This week is the MLB Rule 4 Amateur Draft, and as you are very much aware, because the Chicago Cubs signed Jason Heyward and John Lackey, and didn’t grab a compensation pick for Dexter Fowler (but who cares, he’s awesome for Chicago), Jason McLeod and friends don’t get to pick until the third round, so the first day of the Draft won’t involve the Cubs at all. That doesn’t mean we’re not excited, but it does put a damper on the weekend’s marquee event for us, and it also belies what we thought about a couple seasons back when it looked like the Cubs were on the verge of getting good.

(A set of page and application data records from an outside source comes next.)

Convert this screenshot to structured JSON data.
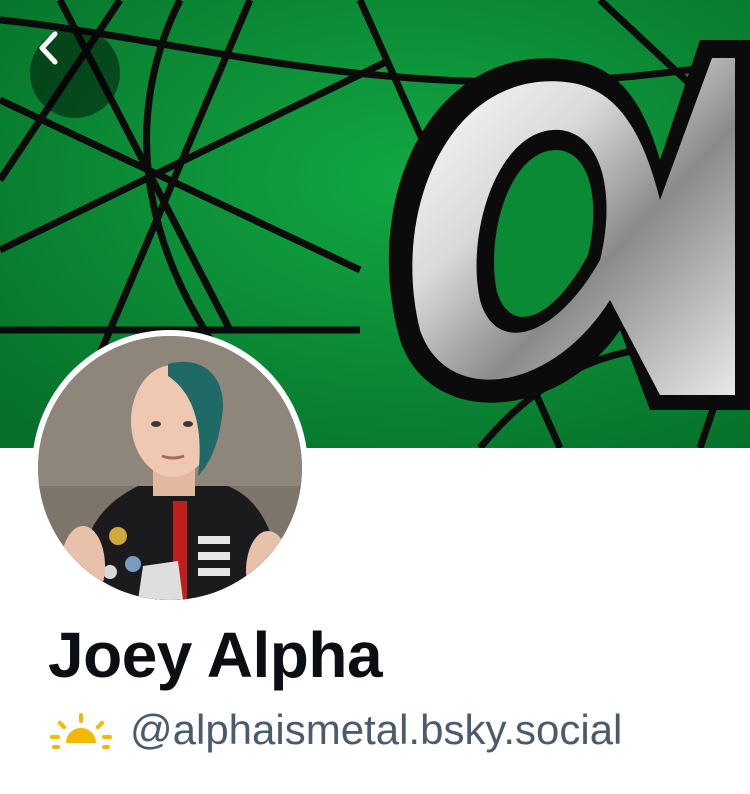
{
  "header": {
    "back_icon": "chevron-left-icon",
    "banner_color": "#0a8a35"
  },
  "profile": {
    "display_name": "Joey Alpha",
    "status_icon": "sunrise-icon",
    "handle": "@alphaismetal.bsky.social",
    "avatar_alt": "profile-photo"
  },
  "colors": {
    "name": "#0b0f14",
    "handle": "#4b5b6e",
    "status_icon": "#f5b800"
  }
}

Having a later round pick doesn’t sap our confidence in the Cubs brain trust, though, as you’ve probably heard of underslots and other later signees doing well in the lower minors. Ryan Williams, for example, was picked in the 10th round of the same draft that got Kyle Schwarber to Chicago, and he looks like he knows what he’s doing. Speaking of Schwarber and his fellow draftees…
— dabynsky (@dabynsky) June 8, 2016
Now we don’t want to put any undue pressure on Jason McLeod and the scouting team, but that’s pretty impressive. Even McLeod himself has stayed humble, letting us know that they missed on some impact pitchers in the previous drafts, something that I know many Cubs fans have complained about and that the front office continues to address because they don’t just sit around watching Rome burn down. Think about it…from 2011 to 2014, the Cubs drafted, in order:
- Javier Baez
- Albert Almora, who made his debut on Tuesday night in place of Jorge Soler
- Kris Bryant
- Kyle Schwarber
All of these guys made it to the Show, within 4 seasons of being drafted, and in the case of Baez, Bryant, and Schwarber, we’ve already blogged enough about their awesomeness that you don’t need it rehashed, unless you do, in which case do a search in our blog and check out all the awesomeness.
We can start with Schwarber, a defensively-challenged but very hard-working guy who accumulated 1.2 bWAR over just 69 contests last season before he blew out his knee early this season. So even with bad defense (psst: it’s not THAT bad), his bat was supreme. He struck out in his debut plate appearance, but had a great second game on the way to some postseason highlights. Hopefully he can come back and catch some because Cubs catchers are getting a bit old.
Before him, in the same season, Bryant came up conveniently after his cutoff date, and struck out 3 times in his debut game. He ended up being alright from the second game on, winning the Rookie of the Year award. Not too shabby, right?
Before those two, we had Javier Baez, who struck out like a billion times in his debut season, but still flashed plenty of power and has been responsible for some of the most memorable hits and homers in recent memory. His versatility on defense and power potential make him an extremely valuable player.
I know Almora simply grounded out in his debut, but if the track record of the Cubs front office is any indication, we might expect some great things from him eventually. We just have to be patient, as we’ve been since Theo Epstein was hired. The rewards have come, and will continue to come.